SHA-1 can definitely be a bottleneck in some situations. The most extreme -- though I'm not sure whether git does this -- is verifying hashes on an initial clone. (The idea is to prevent one person's disk corruption on an old file or whatever from spreading throughout the network of clones.) Here the disk and network cost is proportional to the size of the delta-compressed repository, but the SHA-1 cost is proportional to the size of the uncompressed repository, which can easily be in the terabyte range.
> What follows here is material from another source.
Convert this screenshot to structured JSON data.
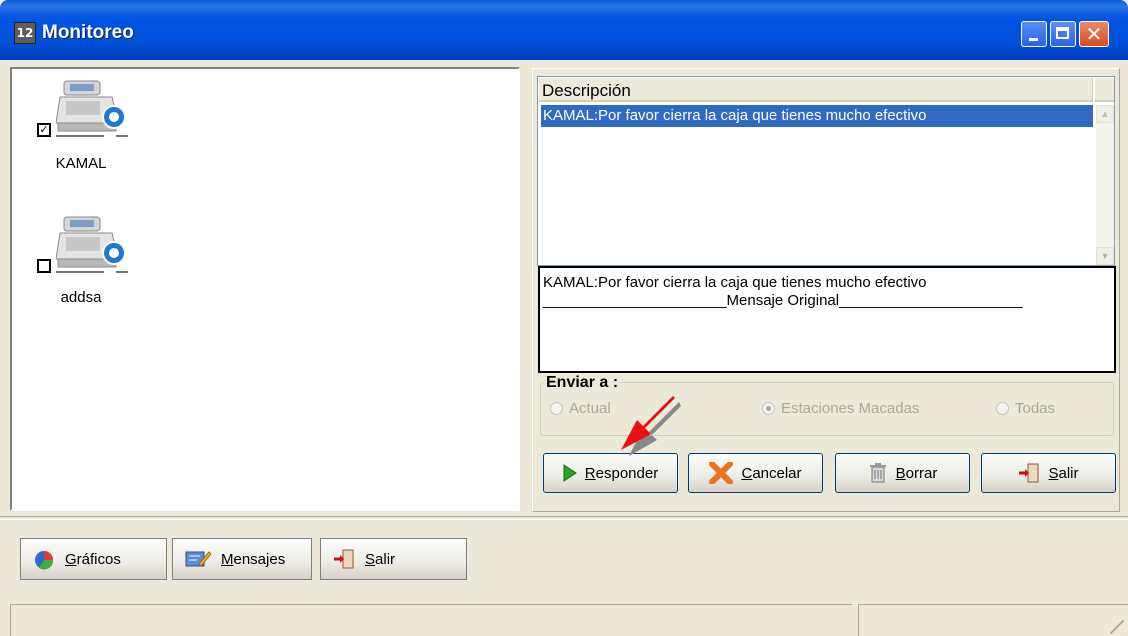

It can also easily be the bottleneck on, say, committing a large merge (many modified files, all in cache because they were just written).